Galapagos tortoise
A giant tortoise in the Galapagos Islands. Reuters

For the first time in a more than a century, officials have confirmed that several giant tortoises from the critically endangered species C. duncanensis have been born naturally on an island in the Galápagos archipelago.

The introduction of black and brown rats to Duncan Island – otherwise known as Pinzón Island - some time before 1900 had caused the tortoise population there to fall into decline. But in 2012, National Park authorities began a rodent eradication program, which involved dropping poison at various sites from a helicopter.

"The presence of the black rat on Duncan Island caused the decline of species such as the Galápagos pigeon, lizards, snakes and the giant tortoise, which could not be born naturally because rodents ate their eggs", Danny Rueda, director of Ecosystems at the Galápagos National Park told Spanish news agency EFE.

The eradication program also involved temporarily capturing and removing a number of hawks from the island in order to avoid them eating any poisoned dead rats.

According to Rueda, in 2014 the island was declared free of rodents and, following an ecological monitoring survey carried out in December 2015, researchers have now confirmed the birth of baby tortoises in the wild for the first time in more than a century.

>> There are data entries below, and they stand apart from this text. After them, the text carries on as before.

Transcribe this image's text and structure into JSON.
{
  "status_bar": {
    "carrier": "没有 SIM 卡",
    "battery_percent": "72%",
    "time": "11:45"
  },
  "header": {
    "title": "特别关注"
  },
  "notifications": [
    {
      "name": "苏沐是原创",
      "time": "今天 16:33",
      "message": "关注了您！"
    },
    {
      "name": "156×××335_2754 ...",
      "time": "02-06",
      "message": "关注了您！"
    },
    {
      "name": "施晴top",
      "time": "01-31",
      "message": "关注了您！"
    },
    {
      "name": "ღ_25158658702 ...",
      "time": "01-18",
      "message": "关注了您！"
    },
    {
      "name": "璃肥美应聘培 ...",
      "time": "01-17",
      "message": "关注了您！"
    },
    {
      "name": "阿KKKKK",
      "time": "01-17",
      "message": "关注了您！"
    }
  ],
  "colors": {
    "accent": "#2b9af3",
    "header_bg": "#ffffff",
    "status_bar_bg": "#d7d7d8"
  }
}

It is thought that rats first arrived on Duncan island on board pirate and whaling ships in the 1800s. Rueda says the biggest challenge now is to avoid the reintroduction of the rodents.

In 1965, the Galápagos National Park began a successful captivity breeding program with the 20 tortoises that were living on the island at the time, which was responsible for releasing 837 individual animals into the wild. Researchers hope that this program will no longer be necessary now that the tortoises are breeding naturally again.